The White Helmets of Syria, also known as the Syria Civil Defense, is an organization of 2,900 civilians who, according to Time Magazine, go “into some of the most dangerous places on earth to do what the world has refused to do – save Syrian lives.”
Abu Omar, a member of the White Helmets and a former blacksmith, said, “The morale of the White Helmets is always high. We are always ready to respond to incidents. But we just hope that the bombing and air strikes stop. We have to admit that the situation in Syria is going from bad to worse. There is no solution on the horizon. The situation is sad. Syria is sad.”
With over 120 centers across Syria, the organization has focused most of its work in the capital city Aleppo, where the center is located according to Time. Jared Malsin, author of the Time article, wrote that the White Helmets work in places affected by Assad’s aircraft barrel bombs or Russian missiles hit. On every occasion, the White Helmets are the first to arrive and respond to the myriads of airstrikes and bombs every day.
Helena Hannonen, a BYU-Hawaii professor in business management, said, “It’s your people. You don’t wait for somebody to come and help you. You do it yourself. These people are resilient. They have a different kind of stamina. They go and do it. This is a different sort of White Christmas.”

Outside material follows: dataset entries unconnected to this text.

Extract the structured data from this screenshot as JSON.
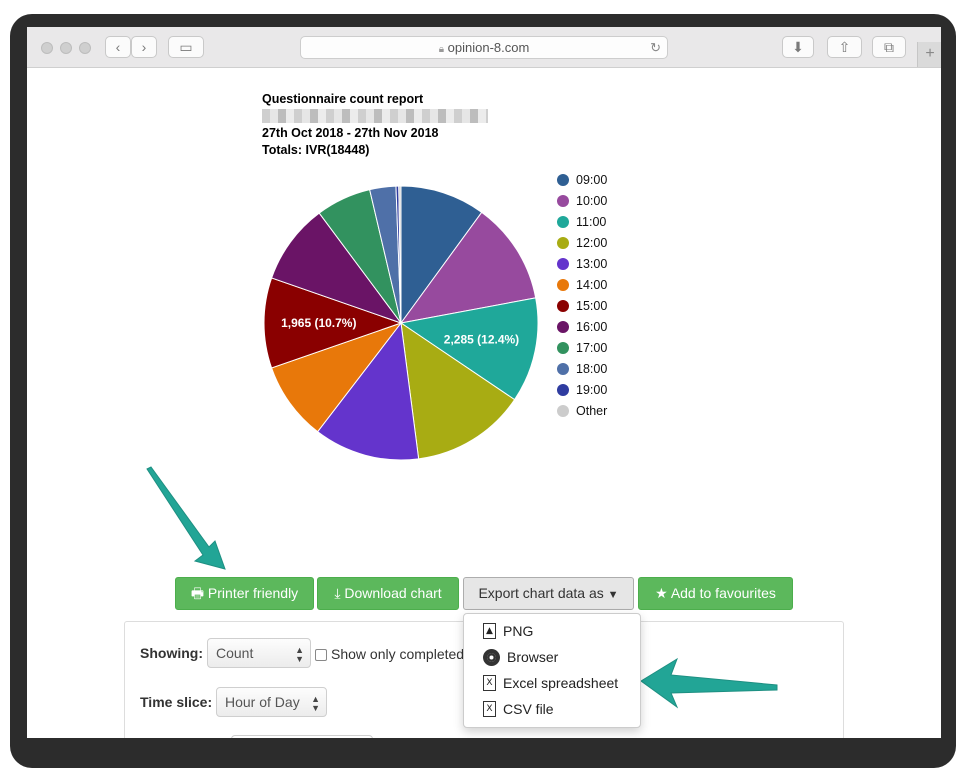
{
  "browser": {
    "url": "opinion-8.com"
  },
  "report": {
    "title": "Questionnaire count report",
    "date_range": "27th Oct 2018 - 27th Nov 2018",
    "totals": "Totals: IVR(18448)"
  },
  "chart_data": {
    "type": "pie",
    "categories": [
      "09:00",
      "10:00",
      "11:00",
      "12:00",
      "13:00",
      "14:00",
      "15:00",
      "16:00",
      "17:00",
      "18:00",
      "19:00",
      "Other"
    ],
    "values": [
      1850,
      2220,
      2285,
      2490,
      2300,
      1710,
      1965,
      1750,
      1200,
      570,
      60,
      48
    ],
    "colors": [
      "#2f5f93",
      "#974a9e",
      "#1fa89a",
      "#a8ac13",
      "#6434cc",
      "#e8780a",
      "#8a0000",
      "#6a1466",
      "#32925f",
      "#4f70a8",
      "#2f3ca0",
      "#cccccc"
    ],
    "slice_labels": [
      {
        "category": "11:00",
        "text": "2,285 (12.4%)"
      },
      {
        "category": "15:00",
        "text": "1,965 (10.7%)"
      }
    ],
    "legend_position": "right"
  },
  "buttons": {
    "printer": "Printer friendly",
    "download": "Download chart",
    "export": "Export chart data as",
    "favourites": "Add to favourites"
  },
  "export_menu": [
    "PNG",
    "Browser",
    "Excel spreadsheet",
    "CSV file"
  ],
  "options": {
    "showing_label": "Showing:",
    "showing_value": "Count",
    "completed_label": "Show only completed",
    "time_slice_label": "Time slice:",
    "time_slice_value": "Hour of Day"
  },
  "colors": {
    "green_button": "#5cb85c",
    "annotation_arrow": "#22a596"
  }
}
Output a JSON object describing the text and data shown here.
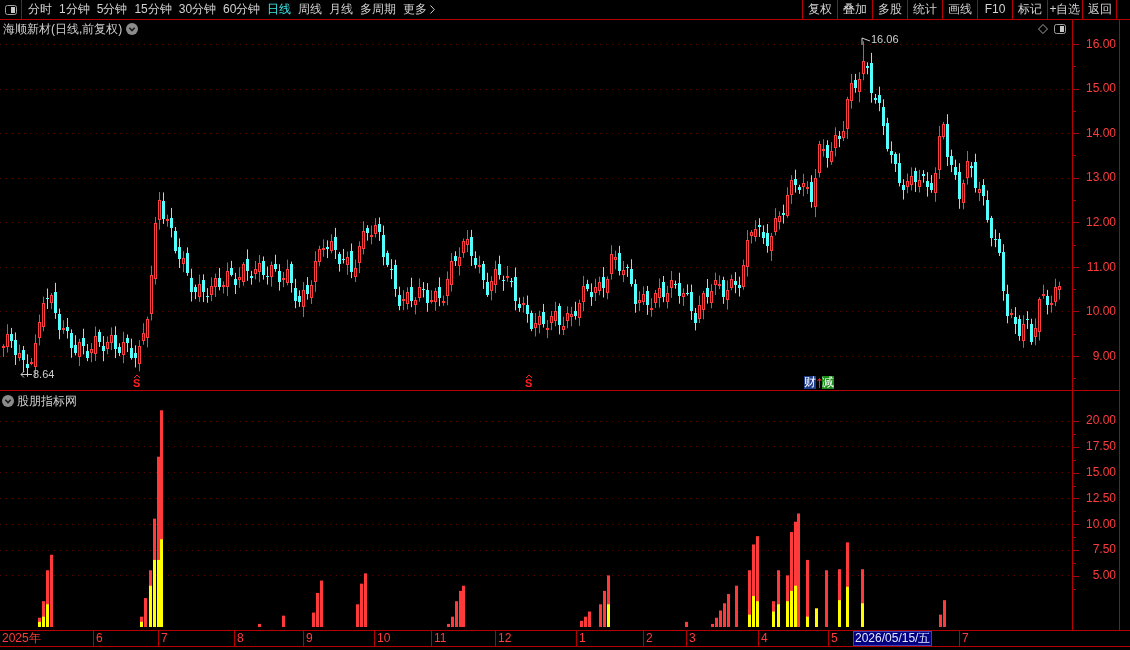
{
  "toolbar": {
    "periods": [
      {
        "label": "分时",
        "kind": "period",
        "selected": false
      },
      {
        "label": "1分钟",
        "kind": "period",
        "selected": false
      },
      {
        "label": "5分钟",
        "kind": "period",
        "selected": false
      },
      {
        "label": "15分钟",
        "kind": "period",
        "selected": false
      },
      {
        "label": "30分钟",
        "kind": "period",
        "selected": false
      },
      {
        "label": "60分钟",
        "kind": "period",
        "selected": false
      },
      {
        "label": "日线",
        "kind": "period",
        "selected": true
      },
      {
        "label": "周线",
        "kind": "period",
        "selected": false
      },
      {
        "label": "月线",
        "kind": "period",
        "selected": false
      },
      {
        "label": "多周期",
        "kind": "period",
        "selected": false
      },
      {
        "label": "更多",
        "kind": "menu",
        "selected": false
      }
    ],
    "buttons": [
      "复权",
      "叠加",
      "多股",
      "统计",
      "画线",
      "F10",
      "标记",
      "+自选",
      "返回"
    ]
  },
  "price_panel": {
    "title": "海顺新材(日线,前复权)",
    "high_label": "16.06",
    "low_label": "8.64",
    "markers": [
      {
        "kind": "signal",
        "text": "S"
      },
      {
        "kind": "signal",
        "text": "S"
      },
      {
        "kind": "tag",
        "text": "财",
        "color": "#1e3c8c"
      },
      {
        "kind": "arrow"
      },
      {
        "kind": "tag",
        "text": "减",
        "color": "#1a8c1a"
      }
    ],
    "axis": [
      "16.00",
      "15.00",
      "14.00",
      "13.00",
      "12.00",
      "11.00",
      "10.00",
      "9.00"
    ]
  },
  "indicator_panel": {
    "title": "股朋指标网",
    "axis": [
      "20.00",
      "17.50",
      "15.00",
      "12.50",
      "10.00",
      "7.50",
      "5.00"
    ]
  },
  "time_axis": [
    {
      "kind": "month",
      "label": "2025年"
    },
    {
      "kind": "month",
      "label": "6"
    },
    {
      "kind": "month",
      "label": "7"
    },
    {
      "kind": "month",
      "label": "8"
    },
    {
      "kind": "month",
      "label": "9"
    },
    {
      "kind": "month",
      "label": "10"
    },
    {
      "kind": "month",
      "label": "11"
    },
    {
      "kind": "month",
      "label": "12"
    },
    {
      "kind": "month",
      "label": "1"
    },
    {
      "kind": "month",
      "label": "2"
    },
    {
      "kind": "month",
      "label": "3"
    },
    {
      "kind": "month",
      "label": "4"
    },
    {
      "kind": "month",
      "label": "5"
    },
    {
      "kind": "cursor",
      "label": "2026/05/15/五"
    },
    {
      "kind": "month",
      "label": "7"
    }
  ]
}
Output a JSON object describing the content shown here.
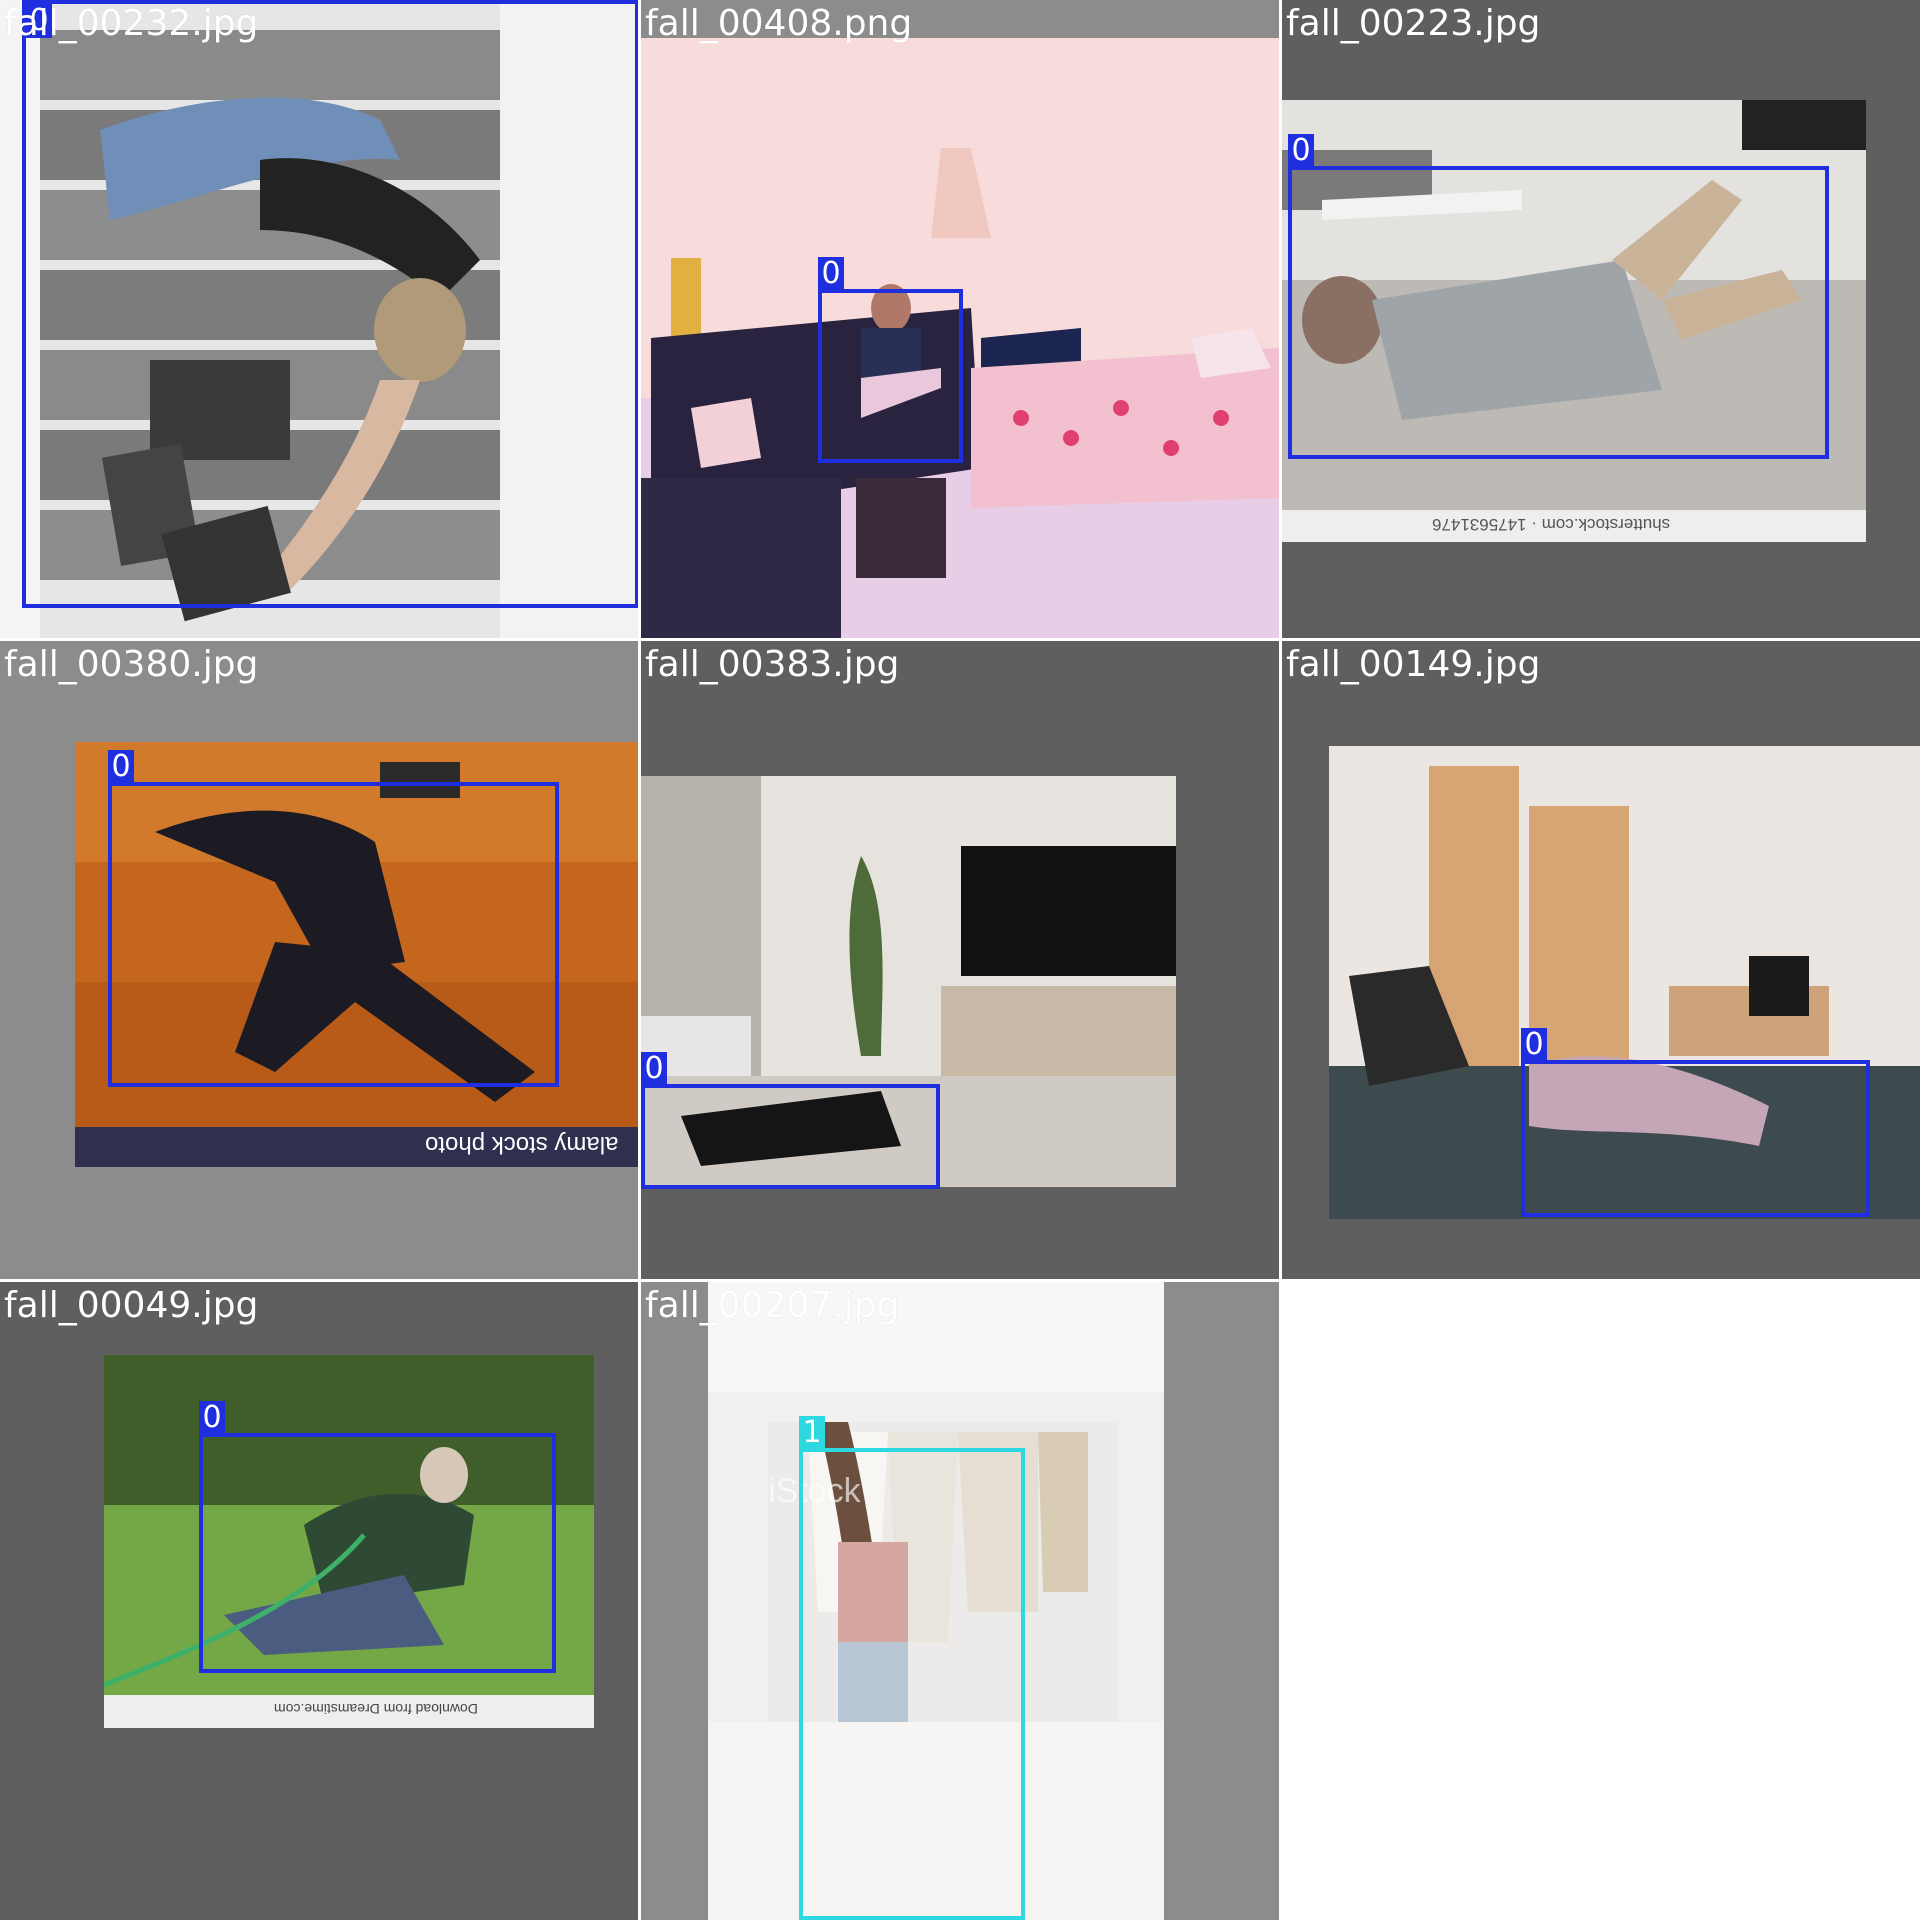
{
  "colors": {
    "class_0": "#1f2fe0",
    "class_1": "#2ed8e0",
    "label_text": "#ffffff"
  },
  "tiles": [
    {
      "filename": "fall_00232.jpg",
      "boxes": [
        {
          "class_label": "0"
        }
      ]
    },
    {
      "filename": "fall_00408.png",
      "boxes": [
        {
          "class_label": "0"
        }
      ]
    },
    {
      "filename": "fall_00223.jpg",
      "boxes": [
        {
          "class_label": "0"
        }
      ],
      "watermark": "shutterstock.com · 1475631476"
    },
    {
      "filename": "fall_00380.jpg",
      "boxes": [
        {
          "class_label": "0"
        }
      ],
      "watermark": "alamy stock photo"
    },
    {
      "filename": "fall_00383.jpg",
      "boxes": [
        {
          "class_label": "0"
        }
      ]
    },
    {
      "filename": "fall_00149.jpg",
      "boxes": [
        {
          "class_label": "0"
        }
      ]
    },
    {
      "filename": "fall_00049.jpg",
      "boxes": [
        {
          "class_label": "0"
        }
      ],
      "watermark": "Download from Dreamstime.com"
    },
    {
      "filename": "fall_00207.jpg",
      "boxes": [
        {
          "class_label": "1"
        }
      ],
      "watermark": "iStock"
    }
  ]
}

The volunteers come from different backgrounds but have come together for this simple cause, wrote Malsin. “They drew volunteers from a wide spectrum of Syrians: there were teachers and tailors, firefighters who defected from regime-controlled fire departments. [Raed] Saleh, the group’s chief, was an electronics salesman.
From that disparate set of local groups grew a unified national organization that now claims more than 3,000 volunteers in rebel-held areas across the country.”
“The White Helmets,” a documentary short released by Netflix this past September, showcases a brief peek into the lives of the men in the White Helmets and show them in action as they risk their lives to save others.
Khalid Farah, a member of the White Helmets and a former builder, said in the documentary, “My family is very important to me. I’m always worrying about them. I have a strong belief in my work for the White Helmets. And every time I’m on a rescue mission, I think about them. I try as hard as possible to save every person under the rubble, whether they are young or old. I consider them all to be my family.” He said he is trying to do something for his people and for his country.
Omar said, “Every morning, I wake up and do this work because it’s my duty, my humanitarian duty. I will never quit as long as I’m still alive. In the White Helmets we have a motto: ‘To save a life is to save all of humanity.’”
Mohammed Farah, a member of the White Helmets and a former tailor, said, “Before joining the White Helmets, I was with an armed group. I fought for the opposition for three months. But I saw that the regime’s campaign was targeting civilians. And I thought, ‘It is better to do humanitarian work than to be armed. Better to rescue a soul than to take one.”
He continued, “The situation is very difficult in Syria right now, especially with Russia’s intervention to support the regime. They say that they are fighting ISIS, but they are targeting civilians. The causalities are rising daily. The bloodbath is not stopping. I’m willing to sacrifice my soul for the sake of the people. This job is sacred.”
Malsin said The White Helmets began their roots in the 2011 uprising. Most White Helmet volunteers have no prior rescue experience. To help them cope, teams often leave Syria for month-long training courses in Turkey, as shown in the documentary.
However, the men of Syria are not the only ones doing humanitarian work in their country. The website says, “Almost all official members of the White Helmets were men until two women’s teams were formed in October 2014. These 78 heroic women are trained in medical care and light search and rescue work. They respond to barrel bomb and missile strikes and dig for survivors using tools and their bare hands.
“In some cases, they are the only hope for other women or girls who are trapped under rubble. In Syria’s most conservative communities, people have refused to let male volunteers rescue women and girls – but the women have intervened to help those who wouldn’t have been helped otherwise.”
The White Helmets are unarmed and neutral. Omar said, “Any human being, no matter who they are, or which side they’re on, if they need our help, it’s our duty to save them.”
Their website concurs, “The volunteers save people on all sides of the conflict - pledging commitment to the principles of ‘Humanity, Solidarity, Impartiality’ as outlined by the International Civil Defence Organisation. This pledge guides every response, every action, every life saved - so that in a time of destruction, all Syrians have the hope of a lifeline.”